*** Opening Materials provided ***

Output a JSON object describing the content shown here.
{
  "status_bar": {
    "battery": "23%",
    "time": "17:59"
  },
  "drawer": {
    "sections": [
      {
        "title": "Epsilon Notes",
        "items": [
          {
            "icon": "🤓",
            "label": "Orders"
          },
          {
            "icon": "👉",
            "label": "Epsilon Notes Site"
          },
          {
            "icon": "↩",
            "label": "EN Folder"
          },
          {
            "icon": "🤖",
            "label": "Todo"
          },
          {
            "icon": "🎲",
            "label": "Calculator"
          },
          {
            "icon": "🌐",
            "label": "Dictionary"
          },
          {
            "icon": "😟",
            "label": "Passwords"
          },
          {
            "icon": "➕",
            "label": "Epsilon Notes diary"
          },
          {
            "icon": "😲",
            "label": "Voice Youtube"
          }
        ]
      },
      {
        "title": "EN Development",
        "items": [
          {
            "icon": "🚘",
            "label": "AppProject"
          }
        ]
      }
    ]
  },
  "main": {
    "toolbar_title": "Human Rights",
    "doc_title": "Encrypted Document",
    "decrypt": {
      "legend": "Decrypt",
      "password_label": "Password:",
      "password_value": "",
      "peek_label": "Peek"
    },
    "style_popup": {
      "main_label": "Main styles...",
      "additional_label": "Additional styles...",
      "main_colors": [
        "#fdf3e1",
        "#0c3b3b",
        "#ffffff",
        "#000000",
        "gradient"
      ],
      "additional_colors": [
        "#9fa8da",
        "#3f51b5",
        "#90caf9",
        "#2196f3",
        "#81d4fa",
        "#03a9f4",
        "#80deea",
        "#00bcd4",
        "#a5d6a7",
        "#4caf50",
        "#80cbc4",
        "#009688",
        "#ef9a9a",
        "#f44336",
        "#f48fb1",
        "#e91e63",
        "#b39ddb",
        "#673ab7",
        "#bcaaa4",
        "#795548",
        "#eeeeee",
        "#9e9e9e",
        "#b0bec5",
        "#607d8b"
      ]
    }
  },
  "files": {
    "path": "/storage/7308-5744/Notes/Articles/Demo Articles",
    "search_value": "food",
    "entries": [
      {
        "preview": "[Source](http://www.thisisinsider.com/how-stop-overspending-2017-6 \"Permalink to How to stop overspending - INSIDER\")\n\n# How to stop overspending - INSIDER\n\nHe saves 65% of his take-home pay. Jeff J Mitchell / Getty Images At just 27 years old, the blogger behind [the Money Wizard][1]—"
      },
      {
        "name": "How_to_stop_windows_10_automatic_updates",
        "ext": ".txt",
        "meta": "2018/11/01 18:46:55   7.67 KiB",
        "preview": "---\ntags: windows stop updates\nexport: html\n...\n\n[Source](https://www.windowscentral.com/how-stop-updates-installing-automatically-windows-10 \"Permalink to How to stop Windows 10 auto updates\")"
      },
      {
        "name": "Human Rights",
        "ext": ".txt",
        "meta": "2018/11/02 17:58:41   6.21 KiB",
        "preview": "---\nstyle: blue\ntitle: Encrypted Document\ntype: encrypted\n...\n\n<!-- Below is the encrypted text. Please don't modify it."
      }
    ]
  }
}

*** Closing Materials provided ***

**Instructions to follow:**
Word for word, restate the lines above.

**Task response:**
Output a JSON object describing the content shown here.
{
  "status_bar": {
    "battery": "23%",
    "time": "17:59"
  },
  "drawer": {
    "sections": [
      {
        "title": "Epsilon Notes",
        "items": [
          {
            "icon": "🤓",
            "label": "Orders"
          },
          {
            "icon": "👉",
            "label": "Epsilon Notes Site"
          },
          {
            "icon": "↩",
            "label": "EN Folder"
          },
          {
            "icon": "🤖",
            "label": "Todo"
          },
          {
            "icon": "🎲",
            "label": "Calculator"
          },
          {
            "icon": "🌐",
            "label": "Dictionary"
          },
          {
            "icon": "😟",
            "label": "Passwords"
          },
          {
            "icon": "➕",
            "label": "Epsilon Notes diary"
          },
          {
            "icon": "😲",
            "label": "Voice Youtube"
          }
        ]
      },
      {
        "title": "EN Development",
        "items": [
          {
            "icon": "🚘",
            "label": "AppProject"
          }
        ]
      }
    ]
  },
  "main": {
    "toolbar_title": "Human Rights",
    "doc_title": "Encrypted Document",
    "decrypt": {
      "legend": "Decrypt",
      "password_label": "Password:",
      "password_value": "",
      "peek_label": "Peek"
    },
    "style_popup": {
      "main_label": "Main styles...",
      "additional_label": "Additional styles...",
      "main_colors": [
        "#fdf3e1",
        "#0c3b3b",
        "#ffffff",
        "#000000",
        "gradient"
      ],
      "additional_colors": [
        "#9fa8da",
        "#3f51b5",
        "#90caf9",
        "#2196f3",
        "#81d4fa",
        "#03a9f4",
        "#80deea",
        "#00bcd4",
        "#a5d6a7",
        "#4caf50",
        "#80cbc4",
        "#009688",
        "#ef9a9a",
        "#f44336",
        "#f48fb1",
        "#e91e63",
        "#b39ddb",
        "#673ab7",
        "#bcaaa4",
        "#795548",
        "#eeeeee",
        "#9e9e9e",
        "#b0bec5",
        "#607d8b"
      ]
    }
  },
  "files": {
    "path": "/storage/7308-5744/Notes/Articles/Demo Articles",
    "search_value": "food",
    "entries": [
      {
        "preview": "[Source](http://www.thisisinsider.com/how-stop-overspending-2017-6 \"Permalink to How to stop overspending - INSIDER\")\n\n# How to stop overspending - INSIDER\n\nHe saves 65% of his take-home pay. Jeff J Mitchell / Getty Images At just 27 years old, the blogger behind [the Money Wizard][1]—"
      },
      {
        "name": "How_to_stop_windows_10_automatic_updates",
        "ext": ".txt",
        "meta": "2018/11/01 18:46:55   7.67 KiB",
        "preview": "---\ntags: windows stop updates\nexport: html\n...\n\n[Source](https://www.windowscentral.com/how-stop-updates-installing-automatically-windows-10 \"Permalink to How to stop Windows 10 auto updates\")"
      },
      {
        "name": "Human Rights",
        "ext": ".txt",
        "meta": "2018/11/02 17:58:41   6.21 KiB",
        "preview": "---\nstyle: blue\ntitle: Encrypted Document\ntype: encrypted\n...\n\n<!-- Below is the encrypted text. Please don't modify it."
      }
    ]
  }
}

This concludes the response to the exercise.